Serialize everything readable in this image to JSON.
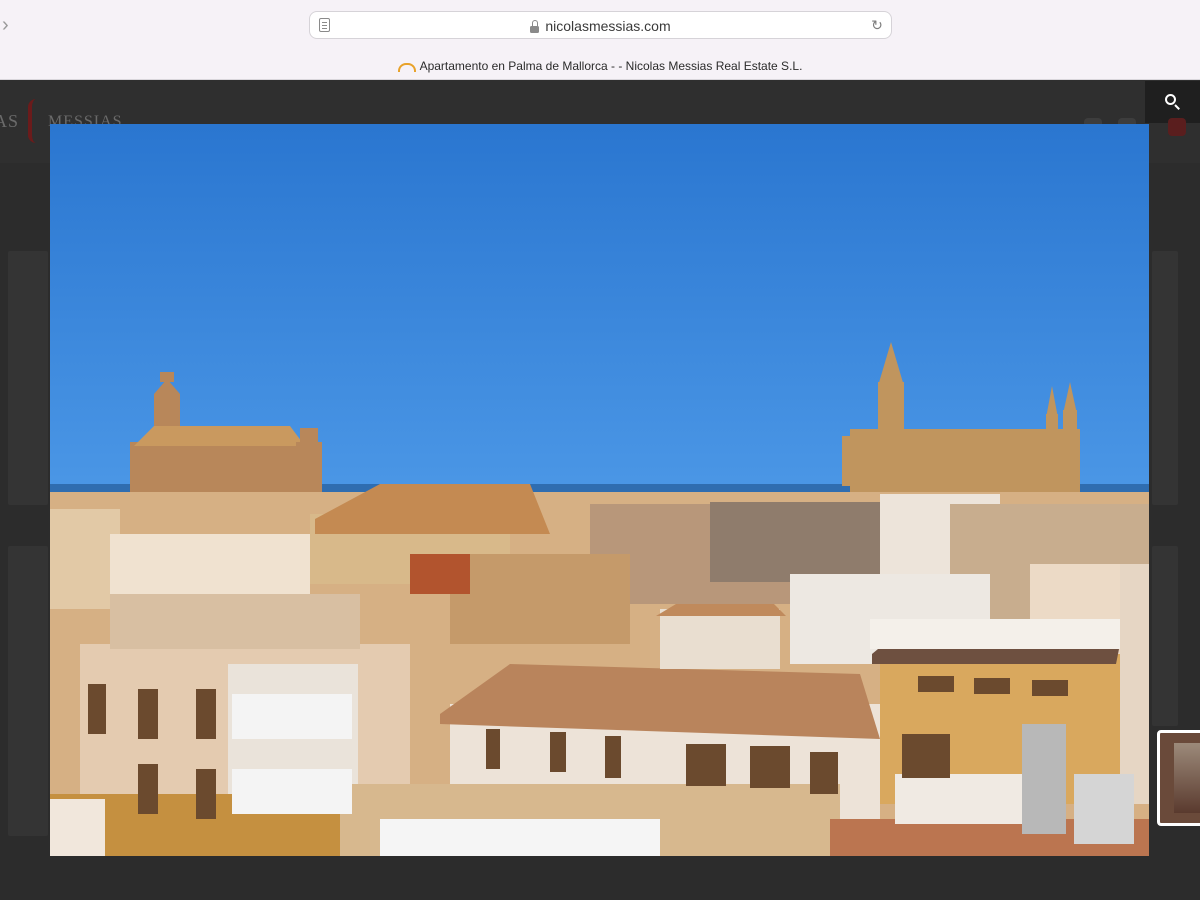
{
  "browser": {
    "url": "nicolasmessias.com",
    "tab_title": "Apartamento en Palma de Mallorca - - Nicolas Messias Real Estate S.L.",
    "icons": {
      "back": "chevron-right-icon",
      "page": "page-icon",
      "lock": "lock-icon",
      "reload": "reload-icon",
      "favicon": "favicon-icon"
    }
  },
  "site": {
    "logo_left": "AS",
    "logo_right": "MESSIAS",
    "search_icon": "search-icon",
    "accent_color": "#6b1b1b"
  },
  "lightbox": {
    "image_subject": "palma-rooftops-cathedral-photo",
    "thumbnail_icon": "thumbnail-image"
  },
  "colors": {
    "sky": "#2d7bd4",
    "chrome_bg": "#f6f2f7",
    "overlay_bg": "#2c2c2c"
  }
}
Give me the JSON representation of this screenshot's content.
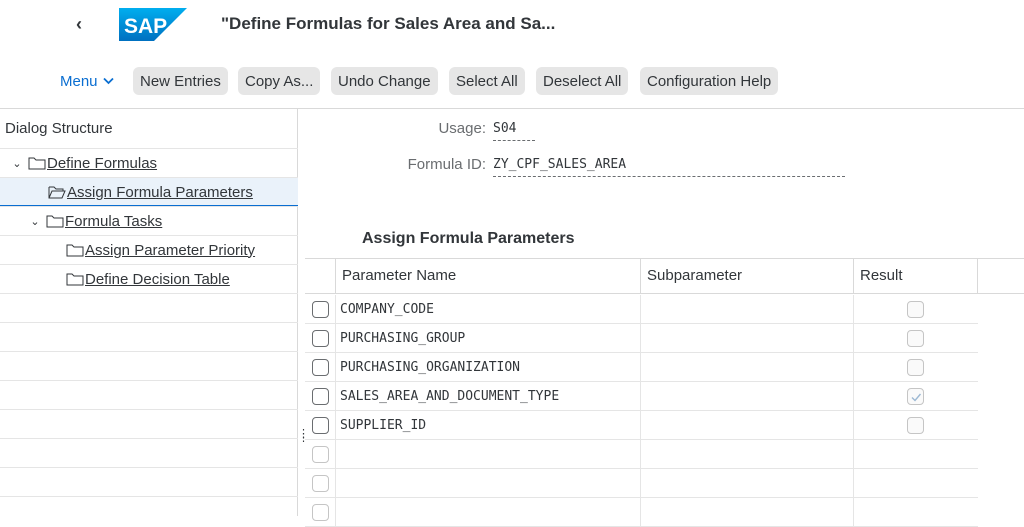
{
  "header": {
    "title": "\"Define Formulas for Sales Area and Sa...",
    "logo_text": "SAP",
    "brand_color": "#0a6ed1"
  },
  "toolbar": {
    "menu_label": "Menu",
    "buttons": [
      "New Entries",
      "Copy As...",
      "Undo Change",
      "Select All",
      "Deselect All",
      "Configuration Help"
    ]
  },
  "dialog_structure": {
    "title": "Dialog Structure",
    "items": [
      {
        "label": "Define Formulas",
        "expanded": true
      },
      {
        "label": "Assign Formula Parameters",
        "selected": true
      },
      {
        "label": "Formula Tasks",
        "expanded": true
      },
      {
        "label": "Assign Parameter Priority"
      },
      {
        "label": "Define Decision Table"
      }
    ]
  },
  "fields": {
    "usage_label": "Usage:",
    "usage_value": "S04",
    "formula_id_label": "Formula ID:",
    "formula_id_value": "ZY_CPF_SALES_AREA"
  },
  "section": {
    "title": "Assign Formula Parameters",
    "columns": [
      "Parameter Name",
      "Subparameter",
      "Result"
    ],
    "rows": [
      {
        "parameter": "COMPANY_CODE",
        "subparameter": "",
        "result": false
      },
      {
        "parameter": "PURCHASING_GROUP",
        "subparameter": "",
        "result": false
      },
      {
        "parameter": "PURCHASING_ORGANIZATION",
        "subparameter": "",
        "result": false
      },
      {
        "parameter": "SALES_AREA_AND_DOCUMENT_TYPE",
        "subparameter": "",
        "result": true
      },
      {
        "parameter": "SUPPLIER_ID",
        "subparameter": "",
        "result": false
      }
    ]
  }
}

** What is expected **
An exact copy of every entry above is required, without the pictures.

** Solution for this exercise **
Serialize everything readable in this image to JSON.
{
  "browser": {
    "url": "nicolasmessias.com",
    "tab_title": "Apartamento en Palma de Mallorca - - Nicolas Messias Real Estate S.L.",
    "icons": {
      "back": "chevron-right-icon",
      "page": "page-icon",
      "lock": "lock-icon",
      "reload": "reload-icon",
      "favicon": "favicon-icon"
    }
  },
  "site": {
    "logo_left": "AS",
    "logo_right": "MESSIAS",
    "search_icon": "search-icon",
    "accent_color": "#6b1b1b"
  },
  "lightbox": {
    "image_subject": "palma-rooftops-cathedral-photo",
    "thumbnail_icon": "thumbnail-image"
  },
  "colors": {
    "sky": "#2d7bd4",
    "chrome_bg": "#f6f2f7",
    "overlay_bg": "#2c2c2c"
  }
}
Give me the JSON representation of this screenshot's content.
{
  "header": {
    "title": "\"Define Formulas for Sales Area and Sa...",
    "logo_text": "SAP",
    "brand_color": "#0a6ed1"
  },
  "toolbar": {
    "menu_label": "Menu",
    "buttons": [
      "New Entries",
      "Copy As...",
      "Undo Change",
      "Select All",
      "Deselect All",
      "Configuration Help"
    ]
  },
  "dialog_structure": {
    "title": "Dialog Structure",
    "items": [
      {
        "label": "Define Formulas",
        "expanded": true
      },
      {
        "label": "Assign Formula Parameters",
        "selected": true
      },
      {
        "label": "Formula Tasks",
        "expanded": true
      },
      {
        "label": "Assign Parameter Priority"
      },
      {
        "label": "Define Decision Table"
      }
    ]
  },
  "fields": {
    "usage_label": "Usage:",
    "usage_value": "S04",
    "formula_id_label": "Formula ID:",
    "formula_id_value": "ZY_CPF_SALES_AREA"
  },
  "section": {
    "title": "Assign Formula Parameters",
    "columns": [
      "Parameter Name",
      "Subparameter",
      "Result"
    ],
    "rows": [
      {
        "parameter": "COMPANY_CODE",
        "subparameter": "",
        "result": false
      },
      {
        "parameter": "PURCHASING_GROUP",
        "subparameter": "",
        "result": false
      },
      {
        "parameter": "PURCHASING_ORGANIZATION",
        "subparameter": "",
        "result": false
      },
      {
        "parameter": "SALES_AREA_AND_DOCUMENT_TYPE",
        "subparameter": "",
        "result": true
      },
      {
        "parameter": "SUPPLIER_ID",
        "subparameter": "",
        "result": false
      }
    ]
  }
}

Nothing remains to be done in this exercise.